%%

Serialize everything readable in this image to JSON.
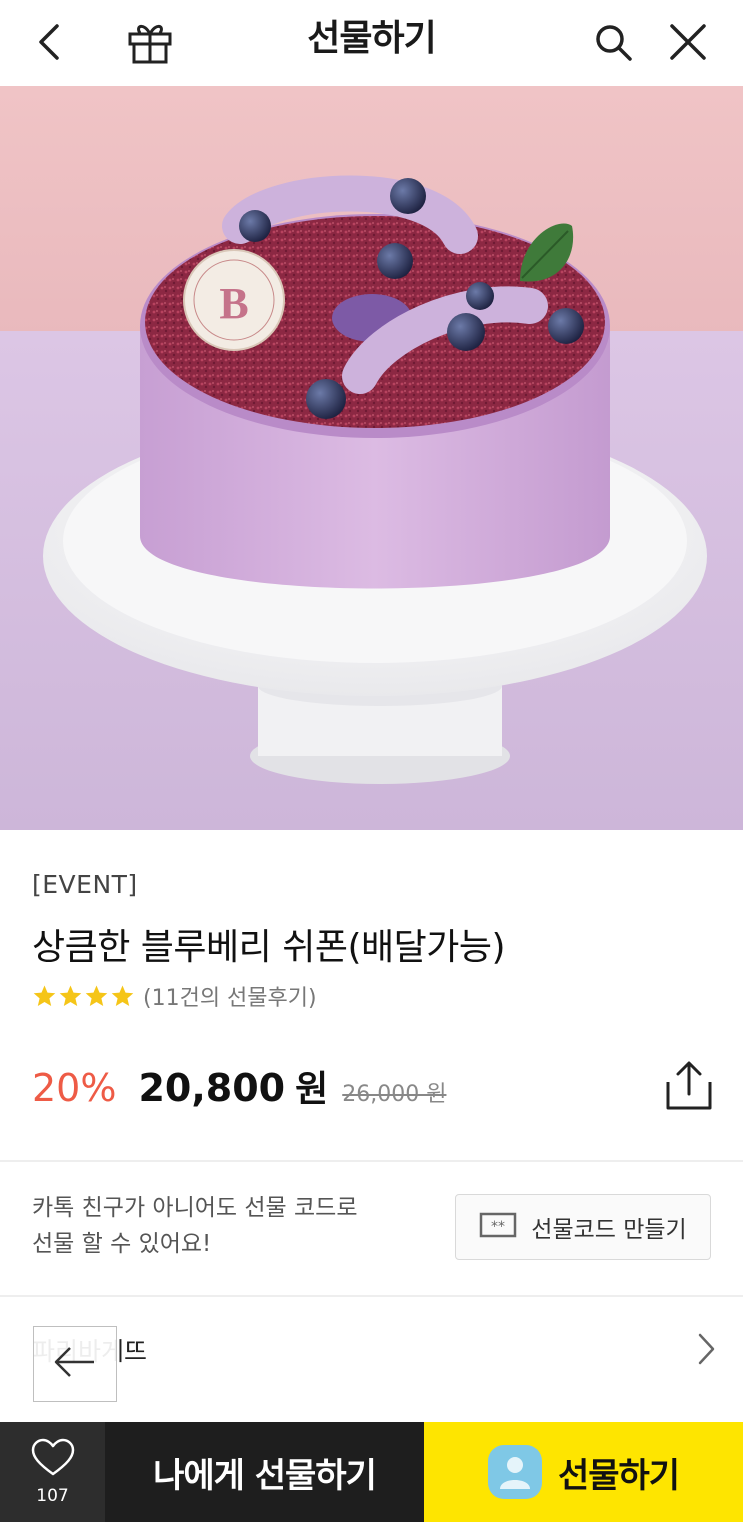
{
  "header": {
    "title": "선물하기",
    "icons": [
      "back-icon",
      "gift-icon",
      "search-icon",
      "close-icon"
    ]
  },
  "product": {
    "image_alt": "블루베리 쉬폰 케이크",
    "image_logo": "PARIS BAGUETTE BOULANGERIE",
    "event_tag": "[EVENT]",
    "title": "상큼한 블루베리 쉬폰(배달가능)",
    "rating": {
      "stars": 4,
      "max": 5,
      "review_text": "(11건의 선물후기)"
    },
    "price": {
      "discount": "20%",
      "sale_price": "20,800",
      "unit": "원",
      "original_price": "26,000 원"
    }
  },
  "gift_code": {
    "line1": "카톡 친구가 아니어도 선물 코드로",
    "line2": "선물 할 수 있어요!",
    "button_label": "선물코드 만들기"
  },
  "brand": {
    "name": "파리바게뜨"
  },
  "bottom_bar": {
    "wish_count": "107",
    "self_gift_label": "나에게 선물하기",
    "gift_label": "선물하기"
  },
  "colors": {
    "discount": "#ee5b46",
    "star": "#f5c518",
    "gift_button": "#fee500",
    "self_gift_button": "#1e1e1e"
  }
}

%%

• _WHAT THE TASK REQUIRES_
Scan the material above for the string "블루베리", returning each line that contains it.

• _TASK RESPONSE_
    "image_alt": "블루베리 쉬폰 케이크",
    "title": "상큼한 블루베리 쉬폰(배달가능)",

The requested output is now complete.